* BRIEF *
Give all the records again, with no alterations.

* GIVEN DATA *
* * * * * * *

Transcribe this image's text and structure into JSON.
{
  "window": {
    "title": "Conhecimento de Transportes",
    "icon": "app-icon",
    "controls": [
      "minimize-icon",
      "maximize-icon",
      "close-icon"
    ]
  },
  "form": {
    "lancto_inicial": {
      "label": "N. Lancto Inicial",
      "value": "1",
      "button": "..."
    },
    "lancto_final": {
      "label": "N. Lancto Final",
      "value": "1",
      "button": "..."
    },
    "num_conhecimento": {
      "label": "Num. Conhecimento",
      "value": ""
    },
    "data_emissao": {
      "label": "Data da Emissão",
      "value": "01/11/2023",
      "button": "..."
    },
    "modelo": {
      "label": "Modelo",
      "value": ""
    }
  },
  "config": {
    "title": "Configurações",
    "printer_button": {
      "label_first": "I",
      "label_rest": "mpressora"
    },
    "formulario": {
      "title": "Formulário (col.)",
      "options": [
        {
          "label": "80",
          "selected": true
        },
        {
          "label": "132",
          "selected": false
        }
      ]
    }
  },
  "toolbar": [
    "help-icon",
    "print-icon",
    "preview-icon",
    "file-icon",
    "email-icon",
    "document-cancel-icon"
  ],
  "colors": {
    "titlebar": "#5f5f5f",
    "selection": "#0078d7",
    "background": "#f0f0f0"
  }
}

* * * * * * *

* EXERCISE ANSWER *
Transcribe this image's text and structure into JSON.
{
  "window": {
    "title": "Conhecimento de Transportes",
    "icon": "app-icon",
    "controls": [
      "minimize-icon",
      "maximize-icon",
      "close-icon"
    ]
  },
  "form": {
    "lancto_inicial": {
      "label": "N. Lancto Inicial",
      "value": "1",
      "button": "..."
    },
    "lancto_final": {
      "label": "N. Lancto Final",
      "value": "1",
      "button": "..."
    },
    "num_conhecimento": {
      "label": "Num. Conhecimento",
      "value": ""
    },
    "data_emissao": {
      "label": "Data da Emissão",
      "value": "01/11/2023",
      "button": "..."
    },
    "modelo": {
      "label": "Modelo",
      "value": ""
    }
  },
  "config": {
    "title": "Configurações",
    "printer_button": {
      "label_first": "I",
      "label_rest": "mpressora"
    },
    "formulario": {
      "title": "Formulário (col.)",
      "options": [
        {
          "label": "80",
          "selected": true
        },
        {
          "label": "132",
          "selected": false
        }
      ]
    }
  },
  "toolbar": [
    "help-icon",
    "print-icon",
    "preview-icon",
    "file-icon",
    "email-icon",
    "document-cancel-icon"
  ],
  "colors": {
    "titlebar": "#5f5f5f",
    "selection": "#0078d7",
    "background": "#f0f0f0"
  }
}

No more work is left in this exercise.